Monday, February 24, 2020

Where Im writting from by Dereck Owens Assignment

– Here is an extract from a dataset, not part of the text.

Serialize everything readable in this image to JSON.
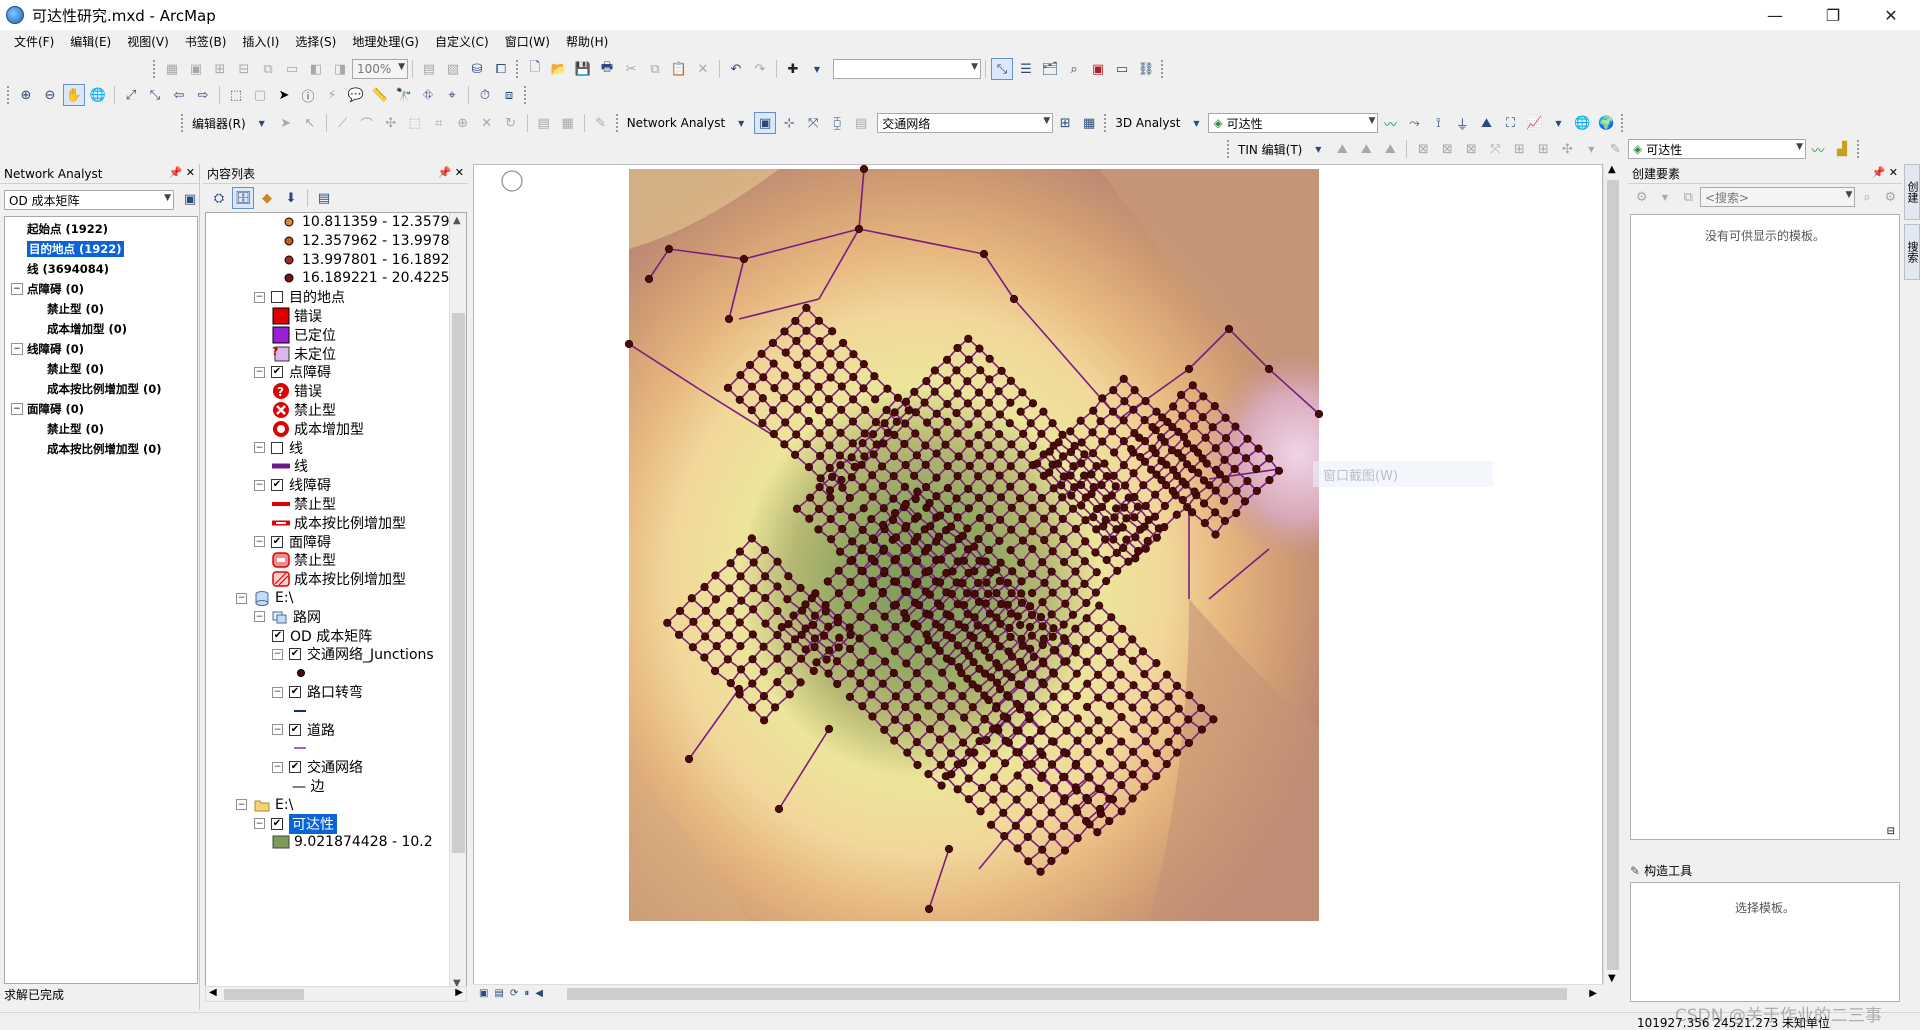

Where Im writting from by Dereck Owens - Assignment Example Owens description of Lake Ronkonkoma initiates from the detail he goes into regarding the formulation of the lake, which was mainly from a mile high glacier called the Wisconsinan that bulldozed its way and reached Brookhaven after passing through Canada and New England. Warmer climates caused glaciers such as these to melt and retreat leaving behind detritus that geologists now call Ronkonkoma Terminal Moraine. This was how Lake Ronkonkoma, the freshwater lake came into being. Furthermore Owen describes Lake Ronkonkoma today as a working and middle class suburb, indistinguishable from a hundred other suburbs on the island; most of which spill into each other so that their boundaries seem visually intertwined due to no prominent sense of ‘village limits’. Therefore ones sense of boundaries comes not from any visual sense but from proximity to highways and strip malls. The Long Island Expressway that is located five blocks away from Owens house and he describes it as comp rising of a service road that incorporates 24/7 traffic with its extended HOV lanes so as to accommodate the rapidly growing and close to overflowing ‘high occupancy vehicles’. The detail with which Owen describes the Long Island Expressway is by looking at the HOV Lanes from the Ronkonkoma Avenue overpass located about 45 miles from Manhattan.